A word-for-word copy of the data is what's wanted, with no pictures.
'''
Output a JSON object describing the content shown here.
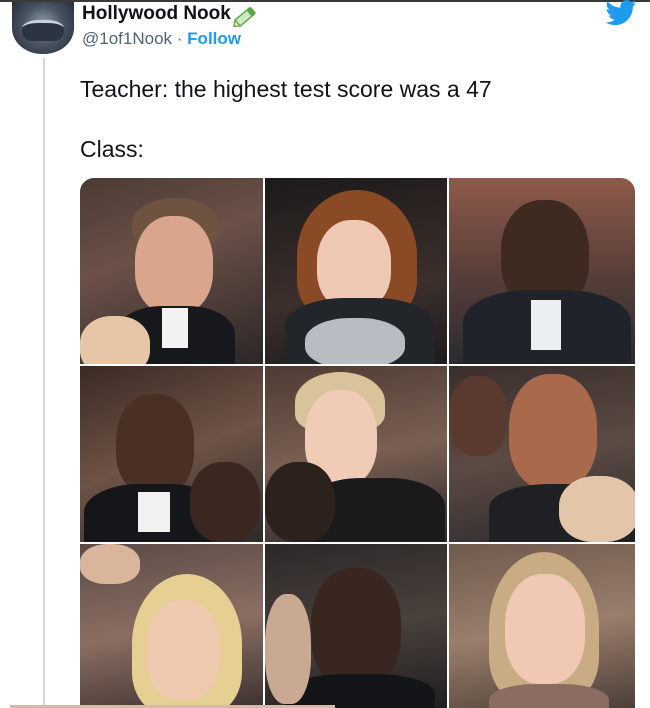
{
  "tweet": {
    "display_name": "Hollywood Nook",
    "verified_icon": "green-pencil-badge-icon",
    "handle": "@1of1Nook",
    "separator": "·",
    "follow_label": "Follow",
    "text_line1": "Teacher: the highest test score was a 47",
    "text_line2": "Class:",
    "brand_icon": "twitter-bird-icon",
    "brand_color": "#1d9bf0"
  },
  "media": {
    "layout": "3x3 photo grid of shocked audience faces",
    "cells": 9
  }
}
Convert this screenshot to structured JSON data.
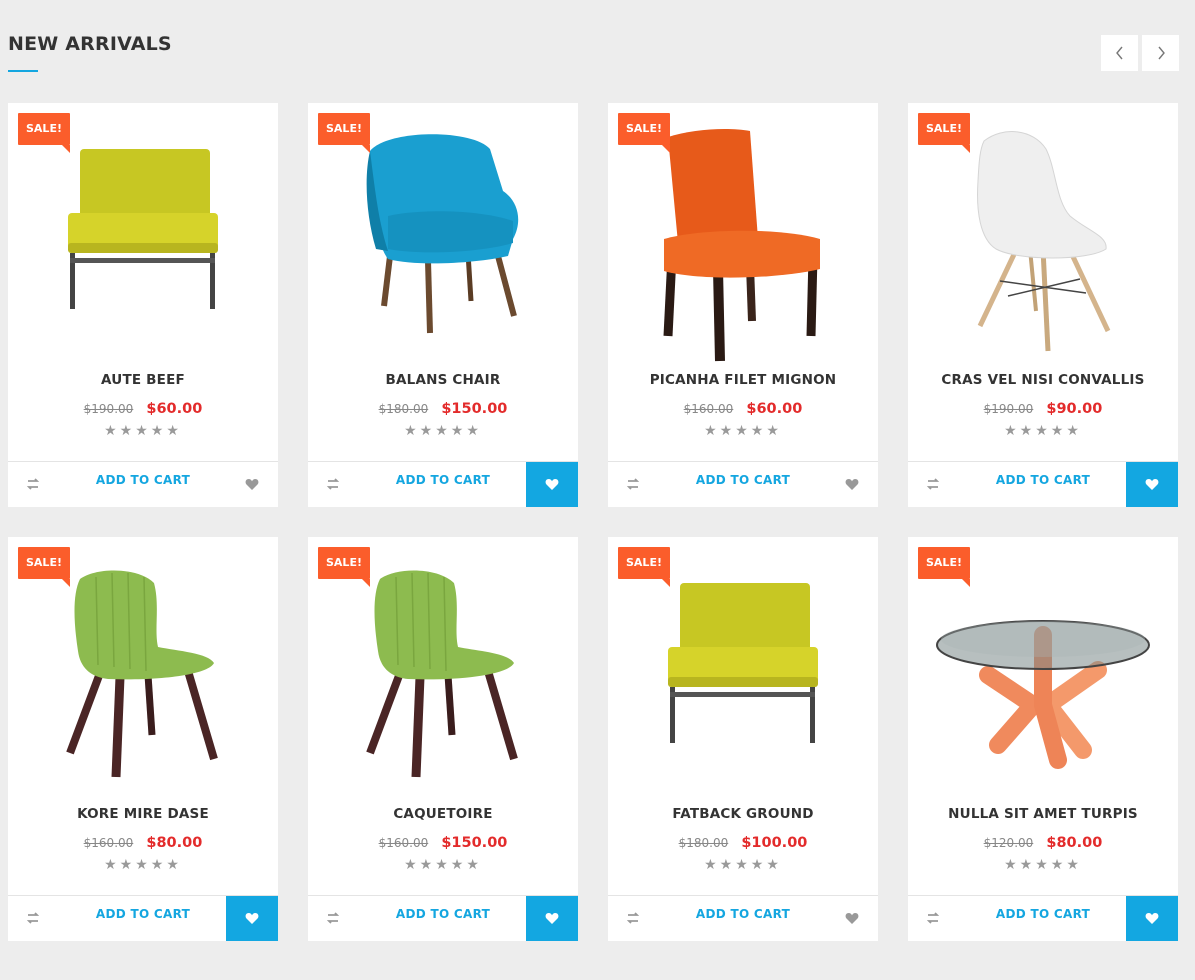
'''
*Task answer*:
Output a JSON object describing the content shown here.
{
  "tweet": {
    "display_name": "Hollywood Nook",
    "verified_icon": "green-pencil-badge-icon",
    "handle": "@1of1Nook",
    "separator": "·",
    "follow_label": "Follow",
    "text_line1": "Teacher: the highest test score was a 47",
    "text_line2": "Class:",
    "brand_icon": "twitter-bird-icon",
    "brand_color": "#1d9bf0"
  },
  "media": {
    "layout": "3x3 photo grid of shocked audience faces",
    "cells": 9
  }
}
Convert this screenshot to structured JSON data.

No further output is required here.